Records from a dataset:

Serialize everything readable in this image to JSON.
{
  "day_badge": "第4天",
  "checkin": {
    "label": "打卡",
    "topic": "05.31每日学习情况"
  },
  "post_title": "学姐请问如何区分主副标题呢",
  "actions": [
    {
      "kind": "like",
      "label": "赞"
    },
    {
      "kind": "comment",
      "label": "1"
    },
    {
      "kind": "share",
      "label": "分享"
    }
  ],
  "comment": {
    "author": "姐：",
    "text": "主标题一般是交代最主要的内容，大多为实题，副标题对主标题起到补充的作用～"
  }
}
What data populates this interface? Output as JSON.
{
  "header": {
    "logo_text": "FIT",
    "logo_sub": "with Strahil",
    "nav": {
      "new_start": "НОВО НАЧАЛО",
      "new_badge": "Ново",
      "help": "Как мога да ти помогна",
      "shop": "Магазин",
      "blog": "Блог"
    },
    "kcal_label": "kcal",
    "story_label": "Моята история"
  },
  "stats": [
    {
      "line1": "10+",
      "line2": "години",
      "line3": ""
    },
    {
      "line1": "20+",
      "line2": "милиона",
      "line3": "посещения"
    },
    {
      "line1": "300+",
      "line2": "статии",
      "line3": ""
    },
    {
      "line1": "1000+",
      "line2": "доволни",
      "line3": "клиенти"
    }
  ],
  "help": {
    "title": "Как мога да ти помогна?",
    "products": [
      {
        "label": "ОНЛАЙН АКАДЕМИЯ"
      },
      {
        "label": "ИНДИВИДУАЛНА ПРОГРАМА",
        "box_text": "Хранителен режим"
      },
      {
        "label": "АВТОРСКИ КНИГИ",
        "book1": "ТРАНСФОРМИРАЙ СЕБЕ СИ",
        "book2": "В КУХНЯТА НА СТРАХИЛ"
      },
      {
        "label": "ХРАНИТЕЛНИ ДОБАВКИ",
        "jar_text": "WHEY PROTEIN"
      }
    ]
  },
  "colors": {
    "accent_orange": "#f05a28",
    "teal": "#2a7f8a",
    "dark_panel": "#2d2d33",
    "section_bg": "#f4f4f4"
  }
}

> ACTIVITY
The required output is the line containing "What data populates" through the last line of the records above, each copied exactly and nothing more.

> TASK RESPONSE
What data populates this interface? Output as JSON.
{
  "header": {
    "logo_text": "FIT",
    "logo_sub": "with Strahil",
    "nav": {
      "new_start": "НОВО НАЧАЛО",
      "new_badge": "Ново",
      "help": "Как мога да ти помогна",
      "shop": "Магазин",
      "blog": "Блог"
    },
    "kcal_label": "kcal",
    "story_label": "Моята история"
  },
  "stats": [
    {
      "line1": "10+",
      "line2": "години",
      "line3": ""
    },
    {
      "line1": "20+",
      "line2": "милиона",
      "line3": "посещения"
    },
    {
      "line1": "300+",
      "line2": "статии",
      "line3": ""
    },
    {
      "line1": "1000+",
      "line2": "доволни",
      "line3": "клиенти"
    }
  ],
  "help": {
    "title": "Как мога да ти помогна?",
    "products": [
      {
        "label": "ОНЛАЙН АКАДЕМИЯ"
      },
      {
        "label": "ИНДИВИДУАЛНА ПРОГРАМА",
        "box_text": "Хранителен режим"
      },
      {
        "label": "АВТОРСКИ КНИГИ",
        "book1": "ТРАНСФОРМИРАЙ СЕБЕ СИ",
        "book2": "В КУХНЯТА НА СТРАХИЛ"
      },
      {
        "label": "ХРАНИТЕЛНИ ДОБАВКИ",
        "jar_text": "WHEY PROTEIN"
      }
    ]
  },
  "colors": {
    "accent_orange": "#f05a28",
    "teal": "#2a7f8a",
    "dark_panel": "#2d2d33",
    "section_bg": "#f4f4f4"
  }
}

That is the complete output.